> Exercise directions
Repeat every entry word for word. Images do not belong in the copy.

(Page and application data records)

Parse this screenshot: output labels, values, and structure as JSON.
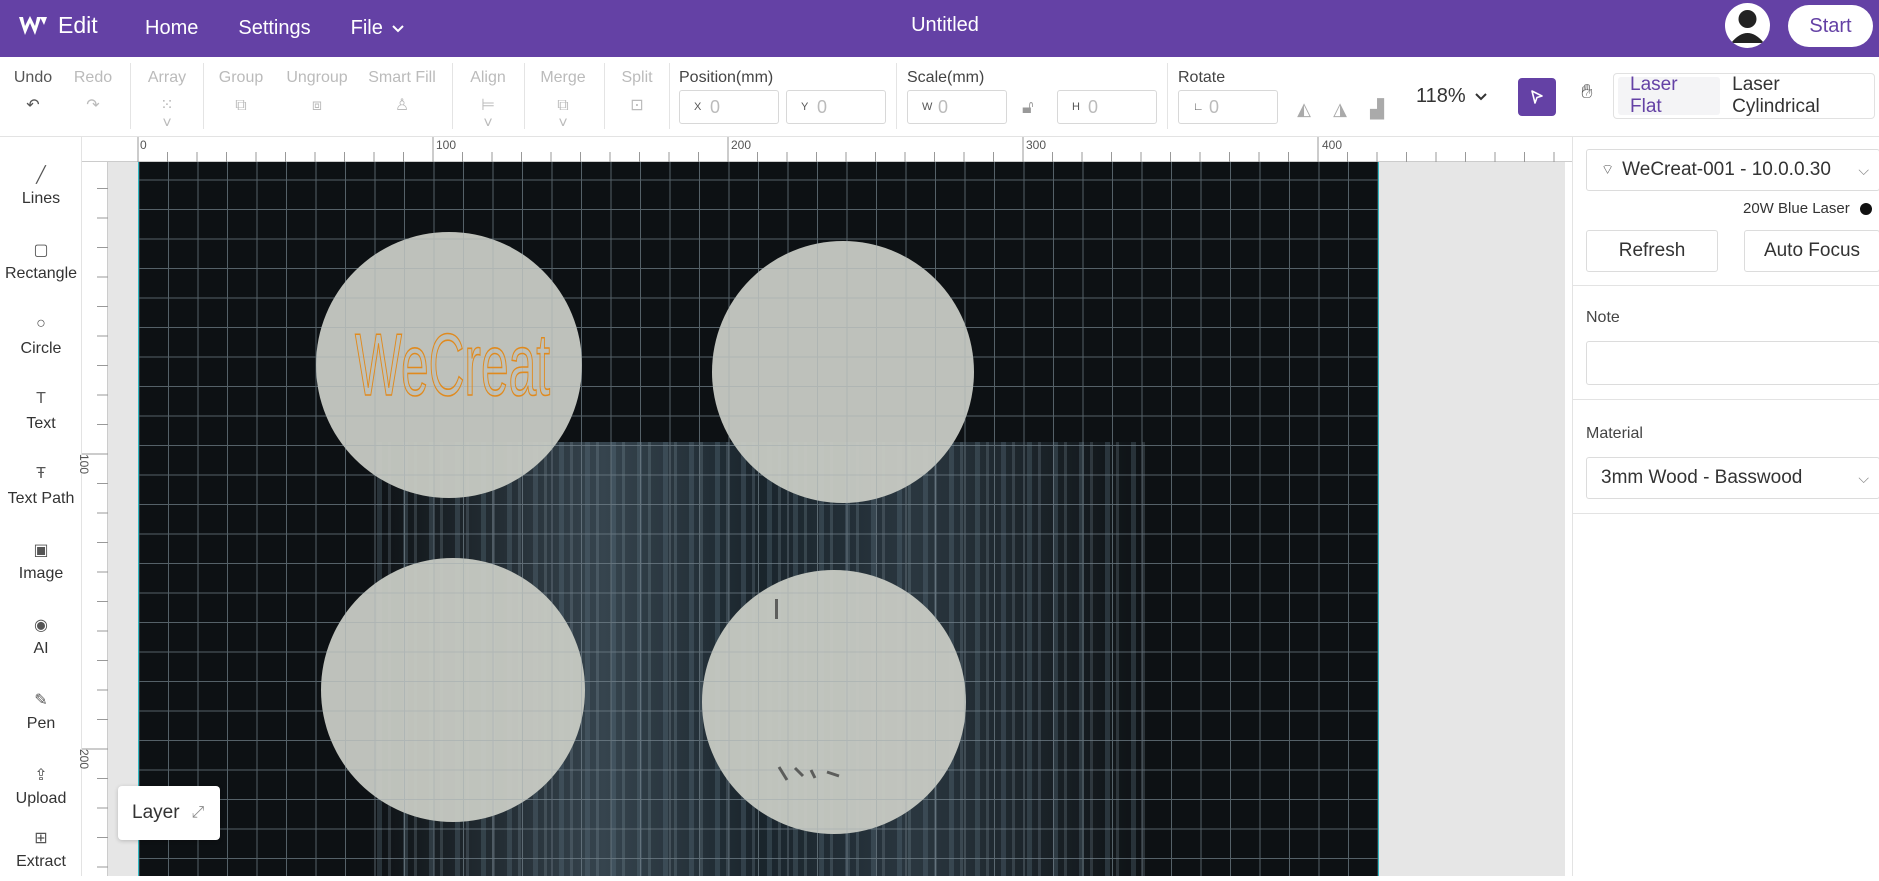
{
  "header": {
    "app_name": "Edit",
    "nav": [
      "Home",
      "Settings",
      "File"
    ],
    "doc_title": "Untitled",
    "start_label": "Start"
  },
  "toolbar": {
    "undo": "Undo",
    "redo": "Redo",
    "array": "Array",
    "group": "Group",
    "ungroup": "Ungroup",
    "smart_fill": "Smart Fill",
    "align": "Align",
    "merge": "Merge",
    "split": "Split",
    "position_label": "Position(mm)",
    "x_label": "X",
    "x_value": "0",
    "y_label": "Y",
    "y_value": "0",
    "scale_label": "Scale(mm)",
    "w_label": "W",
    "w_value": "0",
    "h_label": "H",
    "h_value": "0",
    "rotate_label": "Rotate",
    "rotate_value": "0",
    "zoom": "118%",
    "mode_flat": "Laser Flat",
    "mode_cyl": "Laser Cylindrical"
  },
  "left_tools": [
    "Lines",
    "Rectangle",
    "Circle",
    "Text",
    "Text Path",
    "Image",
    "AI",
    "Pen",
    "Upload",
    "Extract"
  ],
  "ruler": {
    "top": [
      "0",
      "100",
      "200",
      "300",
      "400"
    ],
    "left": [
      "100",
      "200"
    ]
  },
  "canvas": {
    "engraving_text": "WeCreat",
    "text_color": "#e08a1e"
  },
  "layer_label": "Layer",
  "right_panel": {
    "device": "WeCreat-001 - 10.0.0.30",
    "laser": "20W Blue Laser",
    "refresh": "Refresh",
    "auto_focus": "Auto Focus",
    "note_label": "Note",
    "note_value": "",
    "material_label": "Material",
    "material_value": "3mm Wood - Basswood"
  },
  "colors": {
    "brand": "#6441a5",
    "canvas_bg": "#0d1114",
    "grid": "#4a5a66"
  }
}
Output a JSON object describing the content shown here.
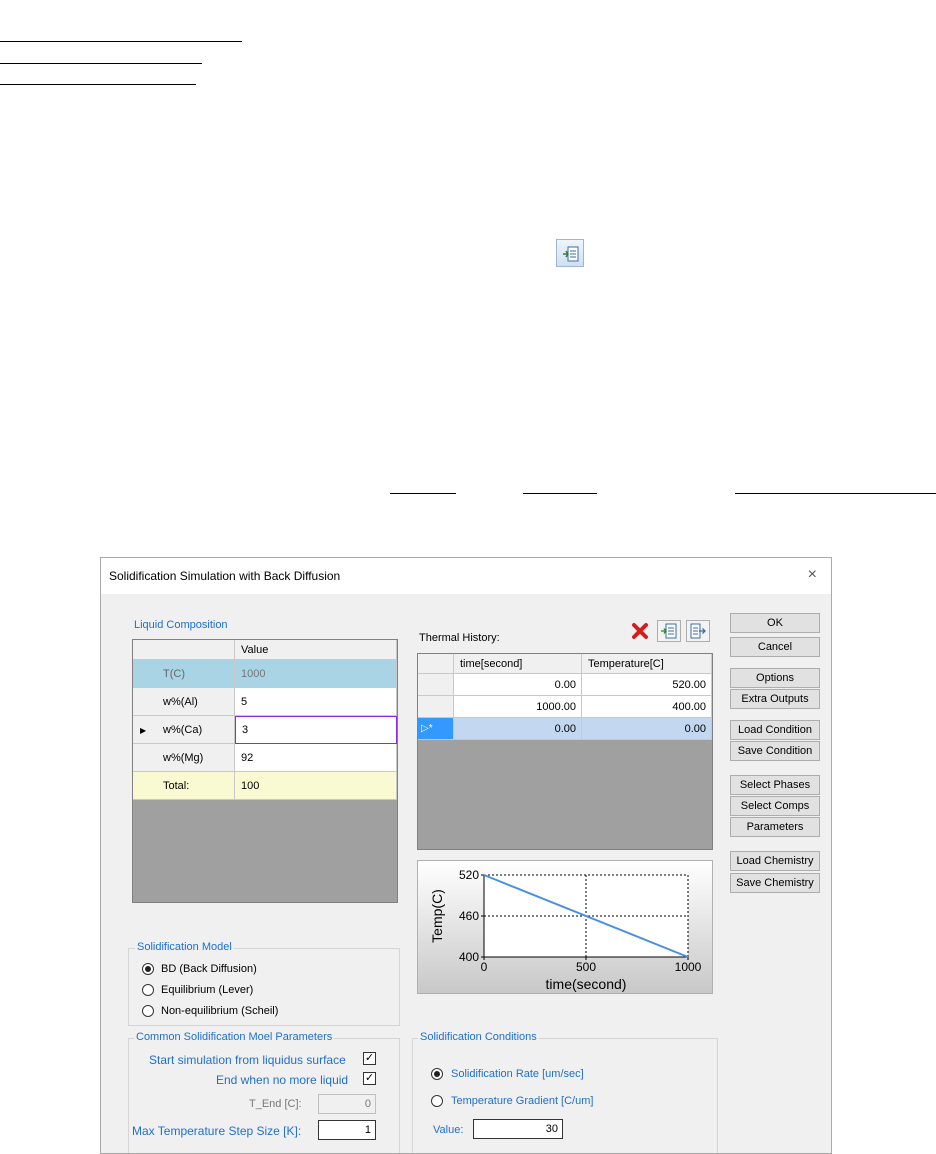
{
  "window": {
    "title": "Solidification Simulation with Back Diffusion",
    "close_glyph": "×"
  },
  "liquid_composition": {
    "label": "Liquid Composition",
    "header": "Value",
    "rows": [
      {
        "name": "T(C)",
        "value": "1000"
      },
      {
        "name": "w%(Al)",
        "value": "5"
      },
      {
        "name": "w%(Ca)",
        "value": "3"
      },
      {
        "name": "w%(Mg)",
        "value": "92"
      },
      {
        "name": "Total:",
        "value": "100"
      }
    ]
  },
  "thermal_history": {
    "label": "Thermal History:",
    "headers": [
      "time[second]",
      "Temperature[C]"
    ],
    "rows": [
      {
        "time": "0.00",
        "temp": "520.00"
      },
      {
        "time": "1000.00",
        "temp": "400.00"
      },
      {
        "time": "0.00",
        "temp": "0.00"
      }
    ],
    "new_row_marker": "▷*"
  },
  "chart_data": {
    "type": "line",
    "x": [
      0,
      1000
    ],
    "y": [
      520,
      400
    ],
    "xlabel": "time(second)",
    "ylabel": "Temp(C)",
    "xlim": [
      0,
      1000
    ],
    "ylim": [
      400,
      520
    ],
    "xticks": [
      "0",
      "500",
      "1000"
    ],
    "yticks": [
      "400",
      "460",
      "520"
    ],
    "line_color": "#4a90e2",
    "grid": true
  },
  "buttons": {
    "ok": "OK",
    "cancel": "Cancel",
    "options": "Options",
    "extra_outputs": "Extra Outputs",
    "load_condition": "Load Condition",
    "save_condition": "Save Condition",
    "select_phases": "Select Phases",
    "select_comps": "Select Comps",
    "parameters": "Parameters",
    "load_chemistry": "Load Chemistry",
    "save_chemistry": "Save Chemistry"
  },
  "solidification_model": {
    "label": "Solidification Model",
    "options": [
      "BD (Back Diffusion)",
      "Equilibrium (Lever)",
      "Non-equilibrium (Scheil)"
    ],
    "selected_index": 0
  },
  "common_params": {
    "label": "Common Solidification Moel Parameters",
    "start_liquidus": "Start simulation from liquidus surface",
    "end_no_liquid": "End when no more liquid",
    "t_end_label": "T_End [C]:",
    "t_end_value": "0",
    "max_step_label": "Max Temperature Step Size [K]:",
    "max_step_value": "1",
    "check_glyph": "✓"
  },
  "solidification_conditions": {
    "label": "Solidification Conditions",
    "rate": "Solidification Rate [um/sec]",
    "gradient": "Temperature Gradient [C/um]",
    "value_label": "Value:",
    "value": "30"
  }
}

> Expected answer
Parse this screenshot: output labels, values, and structure as JSON.
{
  "header": {
    "app_name": "Edit",
    "nav": [
      "Home",
      "Settings",
      "File"
    ],
    "doc_title": "Untitled",
    "start_label": "Start"
  },
  "toolbar": {
    "undo": "Undo",
    "redo": "Redo",
    "array": "Array",
    "group": "Group",
    "ungroup": "Ungroup",
    "smart_fill": "Smart Fill",
    "align": "Align",
    "merge": "Merge",
    "split": "Split",
    "position_label": "Position(mm)",
    "x_label": "X",
    "x_value": "0",
    "y_label": "Y",
    "y_value": "0",
    "scale_label": "Scale(mm)",
    "w_label": "W",
    "w_value": "0",
    "h_label": "H",
    "h_value": "0",
    "rotate_label": "Rotate",
    "rotate_value": "0",
    "zoom": "118%",
    "mode_flat": "Laser Flat",
    "mode_cyl": "Laser Cylindrical"
  },
  "left_tools": [
    "Lines",
    "Rectangle",
    "Circle",
    "Text",
    "Text Path",
    "Image",
    "AI",
    "Pen",
    "Upload",
    "Extract"
  ],
  "ruler": {
    "top": [
      "0",
      "100",
      "200",
      "300",
      "400"
    ],
    "left": [
      "100",
      "200"
    ]
  },
  "canvas": {
    "engraving_text": "WeCreat",
    "text_color": "#e08a1e"
  },
  "layer_label": "Layer",
  "right_panel": {
    "device": "WeCreat-001 - 10.0.0.30",
    "laser": "20W Blue Laser",
    "refresh": "Refresh",
    "auto_focus": "Auto Focus",
    "note_label": "Note",
    "note_value": "",
    "material_label": "Material",
    "material_value": "3mm Wood - Basswood"
  },
  "colors": {
    "brand": "#6441a5",
    "canvas_bg": "#0d1114",
    "grid": "#4a5a66"
  }
}
Output a JSON object describing the content shown here.
{
  "window": {
    "title": "Solidification Simulation with Back Diffusion",
    "close_glyph": "×"
  },
  "liquid_composition": {
    "label": "Liquid Composition",
    "header": "Value",
    "rows": [
      {
        "name": "T(C)",
        "value": "1000"
      },
      {
        "name": "w%(Al)",
        "value": "5"
      },
      {
        "name": "w%(Ca)",
        "value": "3"
      },
      {
        "name": "w%(Mg)",
        "value": "92"
      },
      {
        "name": "Total:",
        "value": "100"
      }
    ]
  },
  "thermal_history": {
    "label": "Thermal History:",
    "headers": [
      "time[second]",
      "Temperature[C]"
    ],
    "rows": [
      {
        "time": "0.00",
        "temp": "520.00"
      },
      {
        "time": "1000.00",
        "temp": "400.00"
      },
      {
        "time": "0.00",
        "temp": "0.00"
      }
    ],
    "new_row_marker": "▷*"
  },
  "chart_data": {
    "type": "line",
    "x": [
      0,
      1000
    ],
    "y": [
      520,
      400
    ],
    "xlabel": "time(second)",
    "ylabel": "Temp(C)",
    "xlim": [
      0,
      1000
    ],
    "ylim": [
      400,
      520
    ],
    "xticks": [
      "0",
      "500",
      "1000"
    ],
    "yticks": [
      "400",
      "460",
      "520"
    ],
    "line_color": "#4a90e2",
    "grid": true
  },
  "buttons": {
    "ok": "OK",
    "cancel": "Cancel",
    "options": "Options",
    "extra_outputs": "Extra Outputs",
    "load_condition": "Load Condition",
    "save_condition": "Save Condition",
    "select_phases": "Select Phases",
    "select_comps": "Select Comps",
    "parameters": "Parameters",
    "load_chemistry": "Load Chemistry",
    "save_chemistry": "Save Chemistry"
  },
  "solidification_model": {
    "label": "Solidification Model",
    "options": [
      "BD (Back Diffusion)",
      "Equilibrium (Lever)",
      "Non-equilibrium (Scheil)"
    ],
    "selected_index": 0
  },
  "common_params": {
    "label": "Common Solidification Moel Parameters",
    "start_liquidus": "Start simulation from liquidus surface",
    "end_no_liquid": "End when no more liquid",
    "t_end_label": "T_End [C]:",
    "t_end_value": "0",
    "max_step_label": "Max Temperature Step Size [K]:",
    "max_step_value": "1",
    "check_glyph": "✓"
  },
  "solidification_conditions": {
    "label": "Solidification Conditions",
    "rate": "Solidification Rate [um/sec]",
    "gradient": "Temperature Gradient [C/um]",
    "value_label": "Value:",
    "value": "30"
  }
}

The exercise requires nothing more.